TASK OBJECTIVE:
All of the data that follows is to be written out exactly, with images excluded.

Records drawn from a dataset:
------------------------------------------------------------

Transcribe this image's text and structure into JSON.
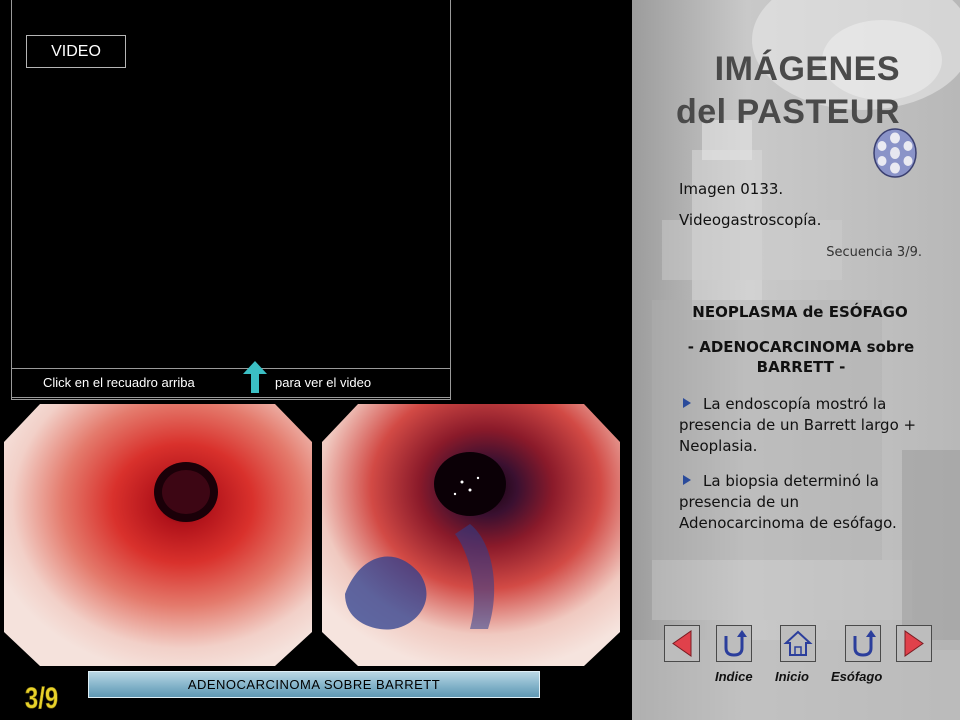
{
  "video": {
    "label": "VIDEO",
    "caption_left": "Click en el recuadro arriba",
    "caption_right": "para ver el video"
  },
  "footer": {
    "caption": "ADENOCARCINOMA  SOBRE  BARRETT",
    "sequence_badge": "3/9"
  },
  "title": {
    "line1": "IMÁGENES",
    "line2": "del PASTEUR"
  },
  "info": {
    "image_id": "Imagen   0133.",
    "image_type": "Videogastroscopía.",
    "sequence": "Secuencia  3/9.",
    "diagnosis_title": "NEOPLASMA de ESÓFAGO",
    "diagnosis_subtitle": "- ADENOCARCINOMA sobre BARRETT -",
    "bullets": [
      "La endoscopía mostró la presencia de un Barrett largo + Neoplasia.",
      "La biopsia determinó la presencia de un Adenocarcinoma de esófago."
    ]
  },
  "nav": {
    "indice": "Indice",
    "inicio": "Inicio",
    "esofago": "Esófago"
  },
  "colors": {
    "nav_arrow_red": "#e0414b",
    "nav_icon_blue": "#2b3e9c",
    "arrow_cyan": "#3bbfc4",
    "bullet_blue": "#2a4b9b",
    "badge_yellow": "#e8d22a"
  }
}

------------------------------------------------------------

EXERCISE RESPONSE:
Transcribe this image's text and structure into JSON.
{
  "video": {
    "label": "VIDEO",
    "caption_left": "Click en el recuadro arriba",
    "caption_right": "para ver el video"
  },
  "footer": {
    "caption": "ADENOCARCINOMA  SOBRE  BARRETT",
    "sequence_badge": "3/9"
  },
  "title": {
    "line1": "IMÁGENES",
    "line2": "del PASTEUR"
  },
  "info": {
    "image_id": "Imagen   0133.",
    "image_type": "Videogastroscopía.",
    "sequence": "Secuencia  3/9.",
    "diagnosis_title": "NEOPLASMA de ESÓFAGO",
    "diagnosis_subtitle": "- ADENOCARCINOMA sobre BARRETT -",
    "bullets": [
      "La endoscopía mostró la presencia de un Barrett largo + Neoplasia.",
      "La biopsia determinó la presencia de un Adenocarcinoma de esófago."
    ]
  },
  "nav": {
    "indice": "Indice",
    "inicio": "Inicio",
    "esofago": "Esófago"
  },
  "colors": {
    "nav_arrow_red": "#e0414b",
    "nav_icon_blue": "#2b3e9c",
    "arrow_cyan": "#3bbfc4",
    "bullet_blue": "#2a4b9b",
    "badge_yellow": "#e8d22a"
  }
}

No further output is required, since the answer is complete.